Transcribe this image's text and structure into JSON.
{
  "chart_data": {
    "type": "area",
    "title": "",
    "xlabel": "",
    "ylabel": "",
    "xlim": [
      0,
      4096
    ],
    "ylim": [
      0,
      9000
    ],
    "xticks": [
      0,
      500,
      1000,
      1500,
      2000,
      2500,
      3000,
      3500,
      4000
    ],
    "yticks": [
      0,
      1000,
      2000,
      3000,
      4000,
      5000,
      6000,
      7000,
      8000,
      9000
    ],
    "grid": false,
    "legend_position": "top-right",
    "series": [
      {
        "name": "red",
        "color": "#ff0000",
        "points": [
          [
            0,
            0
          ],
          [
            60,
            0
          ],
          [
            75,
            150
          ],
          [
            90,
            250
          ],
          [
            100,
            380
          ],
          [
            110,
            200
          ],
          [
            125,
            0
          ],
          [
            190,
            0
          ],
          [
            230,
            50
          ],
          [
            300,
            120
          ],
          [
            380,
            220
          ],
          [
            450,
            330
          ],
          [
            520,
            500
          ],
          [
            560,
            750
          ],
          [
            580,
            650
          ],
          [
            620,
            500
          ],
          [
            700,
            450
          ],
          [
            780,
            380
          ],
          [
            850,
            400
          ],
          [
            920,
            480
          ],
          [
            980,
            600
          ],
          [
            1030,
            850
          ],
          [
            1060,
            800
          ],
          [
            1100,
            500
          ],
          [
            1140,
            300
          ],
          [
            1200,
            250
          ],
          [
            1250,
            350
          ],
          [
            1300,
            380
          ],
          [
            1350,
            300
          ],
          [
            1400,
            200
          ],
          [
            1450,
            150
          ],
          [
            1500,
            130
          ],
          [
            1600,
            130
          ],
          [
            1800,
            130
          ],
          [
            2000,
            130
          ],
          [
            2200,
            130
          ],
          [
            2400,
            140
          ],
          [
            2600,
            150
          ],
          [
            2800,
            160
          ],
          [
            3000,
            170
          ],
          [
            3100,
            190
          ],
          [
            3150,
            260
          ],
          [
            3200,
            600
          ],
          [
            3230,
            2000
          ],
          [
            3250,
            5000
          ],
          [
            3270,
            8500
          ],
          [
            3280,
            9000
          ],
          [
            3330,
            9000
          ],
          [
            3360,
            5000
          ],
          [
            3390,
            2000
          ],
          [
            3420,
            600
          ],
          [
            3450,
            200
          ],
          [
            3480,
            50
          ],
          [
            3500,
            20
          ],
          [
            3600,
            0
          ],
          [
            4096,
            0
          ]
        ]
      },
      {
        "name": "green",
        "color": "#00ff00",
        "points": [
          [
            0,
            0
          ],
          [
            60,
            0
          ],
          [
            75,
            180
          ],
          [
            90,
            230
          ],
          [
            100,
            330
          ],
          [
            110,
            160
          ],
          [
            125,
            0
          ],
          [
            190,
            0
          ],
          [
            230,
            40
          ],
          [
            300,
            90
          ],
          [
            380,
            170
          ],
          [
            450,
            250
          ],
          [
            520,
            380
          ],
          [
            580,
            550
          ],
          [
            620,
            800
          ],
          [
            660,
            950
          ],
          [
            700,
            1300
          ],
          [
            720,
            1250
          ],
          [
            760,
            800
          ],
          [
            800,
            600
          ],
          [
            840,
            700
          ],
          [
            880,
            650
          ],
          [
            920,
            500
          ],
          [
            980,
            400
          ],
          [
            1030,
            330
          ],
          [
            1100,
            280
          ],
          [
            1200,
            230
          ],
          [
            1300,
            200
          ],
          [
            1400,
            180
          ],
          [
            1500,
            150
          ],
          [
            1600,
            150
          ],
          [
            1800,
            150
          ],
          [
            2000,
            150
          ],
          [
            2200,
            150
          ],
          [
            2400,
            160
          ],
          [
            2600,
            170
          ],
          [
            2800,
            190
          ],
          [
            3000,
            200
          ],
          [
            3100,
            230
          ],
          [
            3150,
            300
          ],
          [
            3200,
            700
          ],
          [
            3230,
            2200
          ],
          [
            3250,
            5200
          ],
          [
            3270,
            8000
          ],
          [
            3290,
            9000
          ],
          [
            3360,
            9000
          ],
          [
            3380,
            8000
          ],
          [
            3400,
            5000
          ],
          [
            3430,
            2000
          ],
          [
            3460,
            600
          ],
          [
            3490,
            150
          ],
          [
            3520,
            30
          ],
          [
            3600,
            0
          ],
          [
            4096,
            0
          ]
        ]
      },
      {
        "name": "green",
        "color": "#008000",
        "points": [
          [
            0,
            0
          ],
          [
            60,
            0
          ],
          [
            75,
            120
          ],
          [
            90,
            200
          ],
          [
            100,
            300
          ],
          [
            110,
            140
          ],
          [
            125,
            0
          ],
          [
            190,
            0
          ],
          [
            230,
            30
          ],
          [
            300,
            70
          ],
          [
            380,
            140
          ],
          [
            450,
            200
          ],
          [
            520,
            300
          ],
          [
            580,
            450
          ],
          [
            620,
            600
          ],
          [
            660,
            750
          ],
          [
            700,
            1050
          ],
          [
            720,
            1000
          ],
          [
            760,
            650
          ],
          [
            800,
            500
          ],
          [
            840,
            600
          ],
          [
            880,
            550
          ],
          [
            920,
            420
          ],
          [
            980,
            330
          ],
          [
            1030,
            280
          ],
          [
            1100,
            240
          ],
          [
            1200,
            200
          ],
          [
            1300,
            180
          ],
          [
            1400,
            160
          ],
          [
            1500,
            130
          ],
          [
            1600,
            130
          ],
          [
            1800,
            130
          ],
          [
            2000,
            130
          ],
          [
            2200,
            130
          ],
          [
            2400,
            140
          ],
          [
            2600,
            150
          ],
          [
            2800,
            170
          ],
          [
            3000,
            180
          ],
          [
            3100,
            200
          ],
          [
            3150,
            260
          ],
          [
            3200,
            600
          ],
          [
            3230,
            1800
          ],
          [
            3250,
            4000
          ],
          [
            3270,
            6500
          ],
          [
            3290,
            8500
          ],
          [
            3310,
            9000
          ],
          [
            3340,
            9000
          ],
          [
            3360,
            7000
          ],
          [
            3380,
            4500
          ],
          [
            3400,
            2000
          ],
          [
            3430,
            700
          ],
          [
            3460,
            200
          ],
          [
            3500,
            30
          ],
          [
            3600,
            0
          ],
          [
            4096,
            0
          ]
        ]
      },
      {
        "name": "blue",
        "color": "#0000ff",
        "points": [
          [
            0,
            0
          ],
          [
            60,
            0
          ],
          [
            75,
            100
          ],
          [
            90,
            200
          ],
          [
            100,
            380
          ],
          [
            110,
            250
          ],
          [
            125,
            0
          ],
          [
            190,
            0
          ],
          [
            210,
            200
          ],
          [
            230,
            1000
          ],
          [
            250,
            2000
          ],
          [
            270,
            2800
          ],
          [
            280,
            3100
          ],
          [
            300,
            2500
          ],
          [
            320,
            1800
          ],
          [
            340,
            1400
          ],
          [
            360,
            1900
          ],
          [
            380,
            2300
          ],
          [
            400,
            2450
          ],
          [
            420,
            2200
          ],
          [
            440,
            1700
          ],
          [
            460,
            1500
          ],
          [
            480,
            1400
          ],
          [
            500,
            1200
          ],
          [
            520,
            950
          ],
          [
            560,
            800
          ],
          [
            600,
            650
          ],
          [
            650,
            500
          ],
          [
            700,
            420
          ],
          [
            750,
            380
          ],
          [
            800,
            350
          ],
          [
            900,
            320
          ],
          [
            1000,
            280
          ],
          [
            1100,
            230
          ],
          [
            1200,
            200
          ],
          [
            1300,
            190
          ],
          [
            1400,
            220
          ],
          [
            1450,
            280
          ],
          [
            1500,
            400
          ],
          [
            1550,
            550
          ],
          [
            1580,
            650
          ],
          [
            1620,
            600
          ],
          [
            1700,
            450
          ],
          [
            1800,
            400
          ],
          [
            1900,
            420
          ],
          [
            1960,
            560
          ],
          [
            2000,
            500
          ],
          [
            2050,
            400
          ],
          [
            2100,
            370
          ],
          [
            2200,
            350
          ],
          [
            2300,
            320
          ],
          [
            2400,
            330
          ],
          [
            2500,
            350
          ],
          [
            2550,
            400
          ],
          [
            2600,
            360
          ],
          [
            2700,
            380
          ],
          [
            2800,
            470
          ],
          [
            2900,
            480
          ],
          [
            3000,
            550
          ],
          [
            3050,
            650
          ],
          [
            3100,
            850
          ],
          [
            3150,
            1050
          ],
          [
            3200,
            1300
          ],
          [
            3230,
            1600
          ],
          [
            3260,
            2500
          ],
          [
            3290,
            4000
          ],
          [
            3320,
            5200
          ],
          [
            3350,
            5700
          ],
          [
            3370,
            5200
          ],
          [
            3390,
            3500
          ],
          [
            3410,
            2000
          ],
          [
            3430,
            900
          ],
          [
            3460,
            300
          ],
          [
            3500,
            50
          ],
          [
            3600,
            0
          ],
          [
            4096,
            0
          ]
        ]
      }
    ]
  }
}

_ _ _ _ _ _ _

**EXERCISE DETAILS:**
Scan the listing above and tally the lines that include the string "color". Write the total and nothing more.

**TASK ANSWER:**
4